*** Source material Section Begins ***

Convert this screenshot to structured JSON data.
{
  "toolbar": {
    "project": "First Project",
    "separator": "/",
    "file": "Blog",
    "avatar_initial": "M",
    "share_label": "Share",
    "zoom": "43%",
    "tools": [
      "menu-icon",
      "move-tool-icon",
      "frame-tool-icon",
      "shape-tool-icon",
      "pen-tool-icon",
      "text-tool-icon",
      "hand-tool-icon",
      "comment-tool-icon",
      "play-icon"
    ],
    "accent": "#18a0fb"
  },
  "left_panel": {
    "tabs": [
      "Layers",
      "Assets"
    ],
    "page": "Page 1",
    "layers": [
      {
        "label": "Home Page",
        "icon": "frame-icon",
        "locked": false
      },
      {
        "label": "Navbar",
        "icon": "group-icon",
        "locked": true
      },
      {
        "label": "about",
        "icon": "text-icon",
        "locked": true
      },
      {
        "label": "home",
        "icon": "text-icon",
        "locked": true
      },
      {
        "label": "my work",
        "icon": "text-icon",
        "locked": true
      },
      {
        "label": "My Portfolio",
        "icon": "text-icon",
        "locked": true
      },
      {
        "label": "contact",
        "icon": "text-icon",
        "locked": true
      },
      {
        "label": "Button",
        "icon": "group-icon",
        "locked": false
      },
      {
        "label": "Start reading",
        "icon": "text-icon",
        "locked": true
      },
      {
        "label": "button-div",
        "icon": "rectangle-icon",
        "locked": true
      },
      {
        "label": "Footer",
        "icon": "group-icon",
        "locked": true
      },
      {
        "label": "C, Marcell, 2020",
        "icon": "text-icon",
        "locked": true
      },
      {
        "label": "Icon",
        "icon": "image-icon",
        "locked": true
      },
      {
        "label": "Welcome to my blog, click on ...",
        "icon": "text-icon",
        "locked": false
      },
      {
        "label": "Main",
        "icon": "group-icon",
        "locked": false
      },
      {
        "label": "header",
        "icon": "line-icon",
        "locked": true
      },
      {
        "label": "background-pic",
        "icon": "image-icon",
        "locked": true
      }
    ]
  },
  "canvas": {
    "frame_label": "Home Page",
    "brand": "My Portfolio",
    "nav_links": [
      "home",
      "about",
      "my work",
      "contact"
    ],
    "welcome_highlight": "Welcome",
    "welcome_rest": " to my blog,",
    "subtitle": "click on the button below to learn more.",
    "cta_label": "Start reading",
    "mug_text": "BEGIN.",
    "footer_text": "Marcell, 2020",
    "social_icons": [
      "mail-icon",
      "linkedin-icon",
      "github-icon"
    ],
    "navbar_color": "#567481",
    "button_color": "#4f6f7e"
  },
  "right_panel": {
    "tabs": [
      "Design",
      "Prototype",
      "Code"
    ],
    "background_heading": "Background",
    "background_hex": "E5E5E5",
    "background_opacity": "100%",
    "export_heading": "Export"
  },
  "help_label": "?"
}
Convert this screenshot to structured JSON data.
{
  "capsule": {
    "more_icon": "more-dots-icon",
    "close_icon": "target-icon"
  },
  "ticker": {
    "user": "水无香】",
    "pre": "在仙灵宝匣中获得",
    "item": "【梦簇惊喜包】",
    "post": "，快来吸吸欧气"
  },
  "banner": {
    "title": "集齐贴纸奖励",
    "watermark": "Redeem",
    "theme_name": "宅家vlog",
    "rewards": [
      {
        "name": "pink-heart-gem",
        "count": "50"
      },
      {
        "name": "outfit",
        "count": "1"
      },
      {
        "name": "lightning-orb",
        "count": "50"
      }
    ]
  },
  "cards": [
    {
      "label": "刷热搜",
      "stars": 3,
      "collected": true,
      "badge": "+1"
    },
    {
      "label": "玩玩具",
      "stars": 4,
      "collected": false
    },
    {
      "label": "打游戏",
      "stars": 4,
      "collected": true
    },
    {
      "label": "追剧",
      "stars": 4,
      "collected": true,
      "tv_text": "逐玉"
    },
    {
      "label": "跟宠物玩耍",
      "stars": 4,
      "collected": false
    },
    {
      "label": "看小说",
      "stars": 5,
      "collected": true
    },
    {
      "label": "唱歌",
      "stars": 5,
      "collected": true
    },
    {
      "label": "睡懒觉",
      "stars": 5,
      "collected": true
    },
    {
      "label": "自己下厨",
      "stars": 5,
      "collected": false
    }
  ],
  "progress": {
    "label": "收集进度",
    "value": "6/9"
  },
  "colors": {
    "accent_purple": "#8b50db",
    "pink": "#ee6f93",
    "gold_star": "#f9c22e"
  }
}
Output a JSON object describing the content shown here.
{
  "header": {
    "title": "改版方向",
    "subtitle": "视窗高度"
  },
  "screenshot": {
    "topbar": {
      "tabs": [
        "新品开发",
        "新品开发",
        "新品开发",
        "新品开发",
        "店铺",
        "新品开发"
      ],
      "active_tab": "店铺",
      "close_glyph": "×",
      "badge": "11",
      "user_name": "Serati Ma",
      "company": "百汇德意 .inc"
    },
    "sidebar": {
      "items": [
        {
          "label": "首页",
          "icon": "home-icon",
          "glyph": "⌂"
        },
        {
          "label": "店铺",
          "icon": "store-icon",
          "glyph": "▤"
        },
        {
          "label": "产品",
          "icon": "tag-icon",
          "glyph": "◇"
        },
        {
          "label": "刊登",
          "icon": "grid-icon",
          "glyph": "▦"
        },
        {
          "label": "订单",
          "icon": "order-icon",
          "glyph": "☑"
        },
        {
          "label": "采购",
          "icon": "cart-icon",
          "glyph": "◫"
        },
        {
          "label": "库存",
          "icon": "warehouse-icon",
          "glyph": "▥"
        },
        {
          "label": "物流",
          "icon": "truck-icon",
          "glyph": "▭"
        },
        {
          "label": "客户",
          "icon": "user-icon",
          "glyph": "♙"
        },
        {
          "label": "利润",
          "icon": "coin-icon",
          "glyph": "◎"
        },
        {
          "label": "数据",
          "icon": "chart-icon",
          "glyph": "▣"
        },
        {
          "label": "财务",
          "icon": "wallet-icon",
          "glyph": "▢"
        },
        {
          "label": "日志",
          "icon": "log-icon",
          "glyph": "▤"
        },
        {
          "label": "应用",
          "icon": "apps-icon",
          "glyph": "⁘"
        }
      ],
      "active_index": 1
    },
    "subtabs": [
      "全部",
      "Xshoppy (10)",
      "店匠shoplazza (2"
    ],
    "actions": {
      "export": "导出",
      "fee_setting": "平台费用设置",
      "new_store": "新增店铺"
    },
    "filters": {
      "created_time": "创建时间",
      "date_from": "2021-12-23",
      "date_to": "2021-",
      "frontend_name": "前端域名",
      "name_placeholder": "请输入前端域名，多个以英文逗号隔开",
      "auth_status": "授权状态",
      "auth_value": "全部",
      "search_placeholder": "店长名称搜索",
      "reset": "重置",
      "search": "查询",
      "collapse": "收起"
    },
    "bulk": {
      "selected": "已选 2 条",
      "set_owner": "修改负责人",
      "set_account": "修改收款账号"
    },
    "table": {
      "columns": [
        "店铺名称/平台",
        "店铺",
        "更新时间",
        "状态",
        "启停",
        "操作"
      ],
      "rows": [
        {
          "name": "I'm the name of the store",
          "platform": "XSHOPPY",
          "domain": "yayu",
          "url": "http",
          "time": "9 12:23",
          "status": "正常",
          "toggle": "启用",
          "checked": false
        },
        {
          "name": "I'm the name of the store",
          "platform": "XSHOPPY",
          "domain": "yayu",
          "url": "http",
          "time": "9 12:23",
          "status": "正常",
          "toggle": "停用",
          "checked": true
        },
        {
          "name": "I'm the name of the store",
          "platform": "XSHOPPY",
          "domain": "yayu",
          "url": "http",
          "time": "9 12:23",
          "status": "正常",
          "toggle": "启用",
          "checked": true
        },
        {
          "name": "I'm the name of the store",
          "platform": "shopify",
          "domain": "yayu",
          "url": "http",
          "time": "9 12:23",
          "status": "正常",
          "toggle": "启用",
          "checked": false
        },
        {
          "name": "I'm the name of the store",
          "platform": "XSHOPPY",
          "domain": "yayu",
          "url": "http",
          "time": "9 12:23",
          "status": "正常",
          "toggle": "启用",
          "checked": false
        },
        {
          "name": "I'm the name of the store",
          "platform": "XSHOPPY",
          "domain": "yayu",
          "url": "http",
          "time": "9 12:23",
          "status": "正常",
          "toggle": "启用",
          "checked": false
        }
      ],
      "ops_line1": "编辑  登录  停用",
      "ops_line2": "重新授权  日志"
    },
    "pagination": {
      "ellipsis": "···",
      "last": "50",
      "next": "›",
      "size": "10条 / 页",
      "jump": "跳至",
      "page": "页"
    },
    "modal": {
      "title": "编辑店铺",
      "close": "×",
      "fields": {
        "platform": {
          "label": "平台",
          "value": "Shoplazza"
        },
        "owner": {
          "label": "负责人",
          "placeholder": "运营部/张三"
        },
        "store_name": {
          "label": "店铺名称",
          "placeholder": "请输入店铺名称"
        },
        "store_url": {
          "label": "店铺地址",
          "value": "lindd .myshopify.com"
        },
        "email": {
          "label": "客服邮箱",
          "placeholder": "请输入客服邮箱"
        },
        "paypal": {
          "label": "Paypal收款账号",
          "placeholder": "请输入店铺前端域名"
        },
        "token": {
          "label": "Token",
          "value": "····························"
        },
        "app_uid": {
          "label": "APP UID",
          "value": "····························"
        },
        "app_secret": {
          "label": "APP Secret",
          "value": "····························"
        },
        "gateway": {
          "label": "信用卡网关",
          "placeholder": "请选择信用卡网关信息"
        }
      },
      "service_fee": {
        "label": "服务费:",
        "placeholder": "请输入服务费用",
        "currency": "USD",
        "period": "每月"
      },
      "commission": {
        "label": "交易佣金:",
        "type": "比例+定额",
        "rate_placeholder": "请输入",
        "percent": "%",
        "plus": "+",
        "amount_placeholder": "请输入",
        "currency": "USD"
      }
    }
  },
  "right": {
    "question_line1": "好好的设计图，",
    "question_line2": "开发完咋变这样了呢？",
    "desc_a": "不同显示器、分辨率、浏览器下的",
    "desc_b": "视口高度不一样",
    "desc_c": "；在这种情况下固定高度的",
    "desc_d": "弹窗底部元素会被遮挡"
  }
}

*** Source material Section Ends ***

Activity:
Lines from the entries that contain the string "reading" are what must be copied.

Reply to the task:
        "label": "Start reading",
    "cta_label": "Start reading",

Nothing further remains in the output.